Last week I had a rather disheartening experience when I attended
curriculum night at Snoqualmie Elementary School for my son’s third
grade class. My son’s teacher told us what homework to expect, when to
expect it, what concepts the students would be learning, and what we could do
to help out on the home front. It was a useful, productive evening.
Unfortunately, I was one of only five parents who attended from my son’s class.
The next night was my open house at Cedarcrest High School in
Duvall, where I am an English teacher for ninth and tenth graders. I
discussed what books we would be reading, what kind of homework the students
would be expected to complete, what concepts I would be teaching, and
what parents could do to help their children succeed.
I currently have 92 students enrolled in my three classes. However,
I saw only 16 parents that night.
I know that we are all busy. My husband and I are also busy, as we
both work full-time and juggle appointments, homework, dinner and
laundry along with the rest of the world.
But I also know that our children should be our first priority. I
can’t teach them alone. I need parents to help with homework, with
communication, and by sending the message that school is a priority.
Our children spend almost one-half of their waking hours in
school. Shouldn’t you spend one hour every four months or so to find out
what they’re doing there?

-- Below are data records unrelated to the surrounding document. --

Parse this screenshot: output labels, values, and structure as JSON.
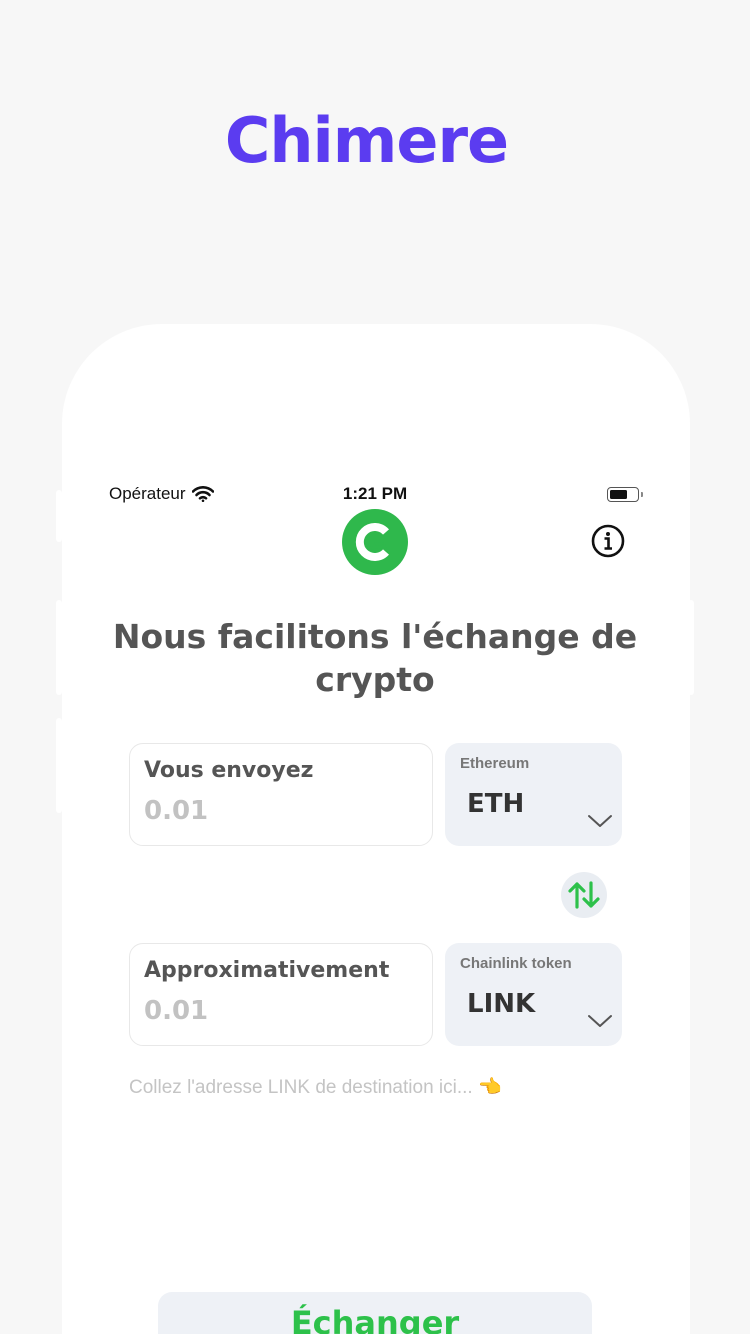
{
  "promo": {
    "title": "Chimere"
  },
  "status_bar": {
    "carrier": "Opérateur",
    "time": "1:21 PM"
  },
  "header": {
    "logo_icon": "chimere-logo-icon",
    "info_icon": "info-icon"
  },
  "headline": "Nous facilitons l'échange de crypto",
  "send": {
    "label": "Vous envoyez",
    "value": "0.01",
    "coin_name": "Ethereum",
    "coin_symbol": "ETH"
  },
  "receive": {
    "label": "Approximativement",
    "value": "0.01",
    "coin_name": "Chainlink token",
    "coin_symbol": "LINK"
  },
  "address": {
    "placeholder": "Collez l'adresse LINK de destination ici... 👈"
  },
  "exchange_button": {
    "label": "Échanger"
  },
  "colors": {
    "accent": "#5b3cf0",
    "green": "#2dc14a",
    "logo_green": "#2fb84c"
  }
}
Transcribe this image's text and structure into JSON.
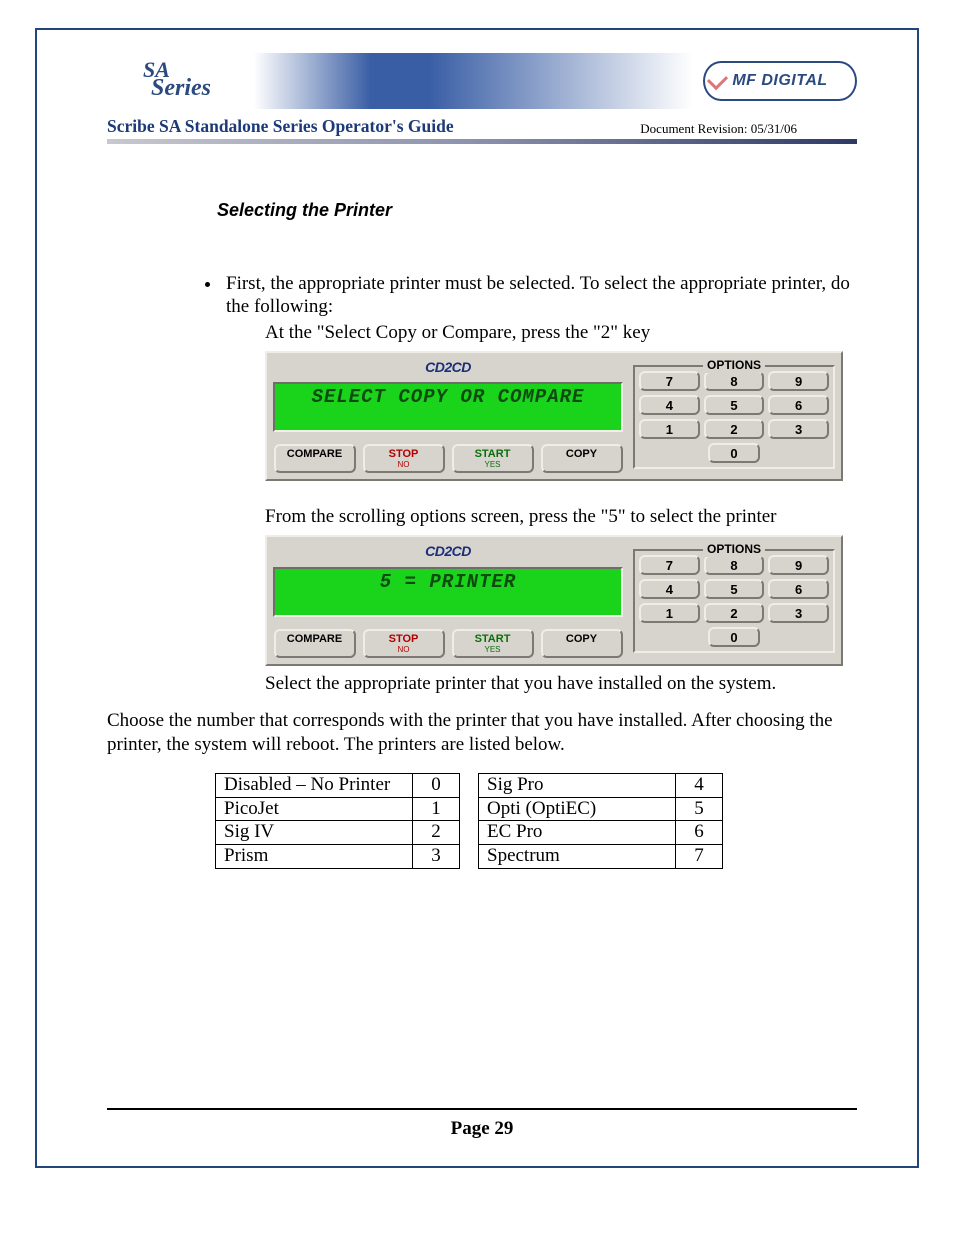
{
  "header": {
    "logo_line1": "SA",
    "logo_line2": "Series",
    "right_logo": "MF DIGITAL",
    "guide_title": "Scribe SA Standalone Series Operator's Guide",
    "doc_revision": "Document Revision: 05/31/06"
  },
  "section_title": "Selecting the Printer",
  "bullet_text": "First, the appropriate printer must be selected.  To select the appropriate printer, do the following:",
  "line1": "At the \"Select Copy or Compare,  press the \"2\" key",
  "line2": "From the scrolling options screen, press the \"5\" to select the printer",
  "line3": "Select the appropriate printer that you have installed on the system.",
  "para": "Choose the number that corresponds with the printer that you have  installed.  After choosing the printer, the system will reboot.  The printers are listed below.",
  "panel": {
    "brand": "CD2CD",
    "lcd1": "SELECT COPY OR COMPARE",
    "lcd2": "5 = PRINTER",
    "btn_compare": "COMPARE",
    "btn_stop": "STOP",
    "btn_stop_sub": "NO",
    "btn_start": "START",
    "btn_start_sub": "YES",
    "btn_copy": "COPY",
    "options_label": "OPTIONS",
    "keys": [
      "7",
      "8",
      "9",
      "4",
      "5",
      "6",
      "1",
      "2",
      "3",
      "0"
    ]
  },
  "printers_left": [
    {
      "name": "Disabled – No Printer",
      "num": "0"
    },
    {
      "name": "PicoJet",
      "num": "1"
    },
    {
      "name": "Sig IV",
      "num": "2"
    },
    {
      "name": "Prism",
      "num": "3"
    }
  ],
  "printers_right": [
    {
      "name": "Sig Pro",
      "num": "4"
    },
    {
      "name": "Opti (OptiEC)",
      "num": "5"
    },
    {
      "name": "EC Pro",
      "num": "6"
    },
    {
      "name": "Spectrum",
      "num": "7"
    }
  ],
  "page_number": "Page 29"
}
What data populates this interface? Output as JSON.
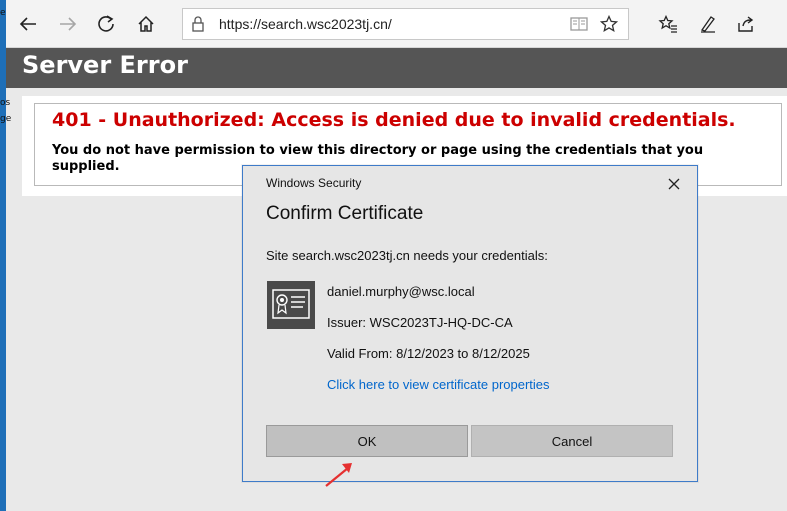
{
  "desktop": {
    "edge_glyphs": [
      "e",
      "os",
      "ge"
    ]
  },
  "browser": {
    "url": "https://search.wsc2023tj.cn/",
    "icons": {
      "back": "back-arrow-icon",
      "forward": "forward-arrow-icon",
      "refresh": "refresh-icon",
      "home": "home-icon",
      "lock": "lock-icon",
      "reader": "reading-view-icon",
      "favorite": "star-icon",
      "favorites_hub": "favorites-list-icon",
      "notes": "pen-icon",
      "share": "share-icon"
    }
  },
  "page": {
    "header_title": "Server Error",
    "error_title": "401 - Unauthorized: Access is denied due to invalid credentials.",
    "error_text": "You do not have permission to view this directory or page using the credentials that you supplied."
  },
  "dialog": {
    "caption": "Windows Security",
    "heading": "Confirm Certificate",
    "prompt": "Site search.wsc2023tj.cn needs your credentials:",
    "cert_user": "daniel.murphy@wsc.local",
    "cert_issuer": "Issuer: WSC2023TJ-HQ-DC-CA",
    "cert_valid": "Valid From: 8/12/2023 to 8/12/2025",
    "cert_link": "Click here to view certificate properties",
    "ok_label": "OK",
    "cancel_label": "Cancel"
  },
  "colors": {
    "error_red": "#cc0000",
    "link_blue": "#0066cc",
    "header_gray": "#555555",
    "annotation_red": "#e53030"
  }
}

Please, the next time you’re invited to your child’s school, make the
effort to get there. It will make a big difference.